■ EXERCISE AIM
Below are some records; return each one exactly.

[Opening EXCERPTED DATA section]

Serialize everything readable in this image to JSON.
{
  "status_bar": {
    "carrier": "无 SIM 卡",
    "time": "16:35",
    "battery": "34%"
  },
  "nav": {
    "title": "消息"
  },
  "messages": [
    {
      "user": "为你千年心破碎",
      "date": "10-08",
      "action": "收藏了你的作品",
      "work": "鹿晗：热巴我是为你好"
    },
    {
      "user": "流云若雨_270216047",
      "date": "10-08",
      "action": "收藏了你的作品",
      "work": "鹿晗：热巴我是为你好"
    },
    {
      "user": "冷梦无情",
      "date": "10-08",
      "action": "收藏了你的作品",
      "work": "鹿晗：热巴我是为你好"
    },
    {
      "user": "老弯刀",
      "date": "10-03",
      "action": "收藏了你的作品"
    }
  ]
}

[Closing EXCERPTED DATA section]

■ OUTPUT FOR THIS EXERCISE
Serialize everything readable in this image to JSON.
{
  "status_bar": {
    "carrier": "无 SIM 卡",
    "time": "16:35",
    "battery": "34%"
  },
  "nav": {
    "title": "消息"
  },
  "messages": [
    {
      "user": "为你千年心破碎",
      "date": "10-08",
      "action": "收藏了你的作品",
      "work": "鹿晗：热巴我是为你好"
    },
    {
      "user": "流云若雨_270216047",
      "date": "10-08",
      "action": "收藏了你的作品",
      "work": "鹿晗：热巴我是为你好"
    },
    {
      "user": "冷梦无情",
      "date": "10-08",
      "action": "收藏了你的作品",
      "work": "鹿晗：热巴我是为你好"
    },
    {
      "user": "老弯刀",
      "date": "10-03",
      "action": "收藏了你的作品"
    }
  ]
}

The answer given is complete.